On all of the subtests, except for Reading the Directions of Schoolwork, readers begin with the first item and are tested until a ceiling is reached or until all the items have been answered(no basal).
On General Vocab, Syntactic Similarities, Math, Social Studies & Science Vocab a ceiling is reached when three items in any five-item sequence have been answered incorrectly.
On Paragraph Reading, a ceiling is reached when two or more questions for any story are answered incorrectly.
On Sentence Sequencing the ceiling is any two items in a row with scores of 3 or lower.
On Reading the Directions of Schoolwork, the examiner should attempt to administer all 25 items (no ceiling).
The raw scores themselves are not very useful because the total number of points varies from one subtest to another. For example, a raw score of 10 on one subtest may be average, while the same score on another subtest may be above average.
For test interpretation purposes grade & age equivalents, percentiles and standard scores should be used.
The majority of the test questions are answered by simply placing an X mark over the multiple choice answers of A-D. Subtest 4, sentence sequencing, requires the student to write the letter A-D in the correct order. Subtest 8 requires the student to write out the answer to the questions asked.
Depending on student needs, if student is unable to mark an X in the test booklet, they are able to verbally state their answers and the administrator will fill it out for them.
There are no non-verbal responses. All recorded answers are either written or verbally stated.
The TORC has been widely reviewed and has received positive feedback on the theoretical model and statistical characteristics.

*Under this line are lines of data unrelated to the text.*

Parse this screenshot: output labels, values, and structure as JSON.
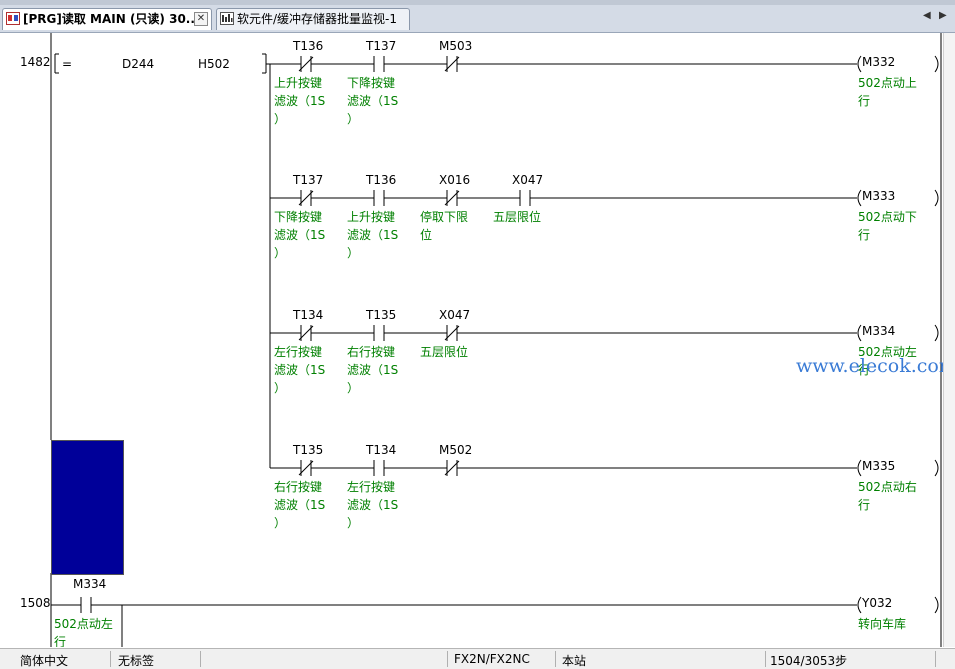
{
  "tabs": [
    {
      "label": "[PRG]读取 MAIN (只读) 30...",
      "close": "✕"
    },
    {
      "label": "软元件/缓冲存储器批量监视-1"
    }
  ],
  "nav": {
    "prev": "◀",
    "next": "▶"
  },
  "ladder": {
    "step_1482": "1482",
    "step_1508": "1508",
    "compare_op": "=",
    "compare_s1": "D244",
    "compare_s2": "H502",
    "rungs": [
      {
        "contacts": [
          {
            "device": "T136",
            "type": "NC",
            "comment": "上升按键\n滤波（1S\n）"
          },
          {
            "device": "T137",
            "type": "NO",
            "comment": "下降按键\n滤波（1S\n）"
          },
          {
            "device": "M503",
            "type": "NC",
            "comment": ""
          }
        ],
        "coil": {
          "device": "M332",
          "comment": "502点动上\n行"
        }
      },
      {
        "contacts": [
          {
            "device": "T137",
            "type": "NC",
            "comment": "下降按键\n滤波（1S\n）"
          },
          {
            "device": "T136",
            "type": "NO",
            "comment": "上升按键\n滤波（1S\n）"
          },
          {
            "device": "X016",
            "type": "NC",
            "comment": "停取下限\n位"
          },
          {
            "device": "X047",
            "type": "NO",
            "comment": "五层限位"
          }
        ],
        "coil": {
          "device": "M333",
          "comment": "502点动下\n行"
        }
      },
      {
        "contacts": [
          {
            "device": "T134",
            "type": "NC",
            "comment": "左行按键\n滤波（1S\n）"
          },
          {
            "device": "T135",
            "type": "NO",
            "comment": "右行按键\n滤波（1S\n）"
          },
          {
            "device": "X047",
            "type": "NC",
            "comment": "五层限位"
          }
        ],
        "coil": {
          "device": "M334",
          "comment": "502点动左\n行"
        }
      },
      {
        "contacts": [
          {
            "device": "T135",
            "type": "NC",
            "comment": "右行按键\n滤波（1S\n）"
          },
          {
            "device": "T134",
            "type": "NO",
            "comment": "左行按键\n滤波（1S\n）"
          },
          {
            "device": "M502",
            "type": "NC",
            "comment": ""
          }
        ],
        "coil": {
          "device": "M335",
          "comment": "502点动右\n行"
        }
      }
    ],
    "bottom_rung": {
      "contact": {
        "device": "M334",
        "comment": "502点动左\n行"
      },
      "coil": {
        "device": "Y032",
        "comment": "转向车库"
      }
    }
  },
  "watermark": "www.elecok.com",
  "status": {
    "language": "简体中文",
    "label": "无标签",
    "plc": "FX2N/FX2NC",
    "station": "本站",
    "steps": "1504/3053步"
  },
  "colors": {
    "wire": "#000000",
    "comment": "#008000",
    "cursor": "#000099"
  }
}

Some negative critiques of the test were that it failed to describe the characteristics of the normative sample in regards to ethnicity, race and disabling condition. These critiques were addressed and corrected in the TORC-3.

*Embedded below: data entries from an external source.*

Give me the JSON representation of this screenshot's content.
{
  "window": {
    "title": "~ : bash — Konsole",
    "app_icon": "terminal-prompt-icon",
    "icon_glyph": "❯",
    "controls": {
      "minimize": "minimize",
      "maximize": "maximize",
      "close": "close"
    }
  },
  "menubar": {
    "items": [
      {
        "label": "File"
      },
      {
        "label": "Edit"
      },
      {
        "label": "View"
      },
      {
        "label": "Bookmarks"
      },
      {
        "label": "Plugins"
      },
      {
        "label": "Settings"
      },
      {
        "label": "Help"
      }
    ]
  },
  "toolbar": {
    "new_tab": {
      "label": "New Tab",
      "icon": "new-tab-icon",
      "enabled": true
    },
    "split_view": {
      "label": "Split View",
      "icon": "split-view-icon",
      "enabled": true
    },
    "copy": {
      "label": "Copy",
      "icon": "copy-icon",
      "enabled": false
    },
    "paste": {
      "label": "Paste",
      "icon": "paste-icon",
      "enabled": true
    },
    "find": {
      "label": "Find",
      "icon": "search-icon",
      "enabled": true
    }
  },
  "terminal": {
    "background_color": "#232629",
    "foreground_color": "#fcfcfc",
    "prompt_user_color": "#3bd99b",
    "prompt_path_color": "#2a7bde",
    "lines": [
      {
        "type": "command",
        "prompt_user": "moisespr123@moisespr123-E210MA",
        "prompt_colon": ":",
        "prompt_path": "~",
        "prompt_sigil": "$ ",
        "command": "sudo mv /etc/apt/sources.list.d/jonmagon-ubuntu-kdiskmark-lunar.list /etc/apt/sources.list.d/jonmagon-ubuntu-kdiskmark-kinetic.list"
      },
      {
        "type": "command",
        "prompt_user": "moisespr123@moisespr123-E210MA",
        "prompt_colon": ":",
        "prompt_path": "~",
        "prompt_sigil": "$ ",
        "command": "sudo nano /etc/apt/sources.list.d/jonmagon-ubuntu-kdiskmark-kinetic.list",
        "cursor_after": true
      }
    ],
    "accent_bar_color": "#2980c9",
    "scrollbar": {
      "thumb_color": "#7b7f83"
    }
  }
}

The authors remind administers that test results must always be considered as one piece of information among data from several sources when used in making decides about a student. TESTS DO NOT DIAGNOSE! They show a performance level at a given time, in a particular situation.
Sharing the score results are on a need to know basis.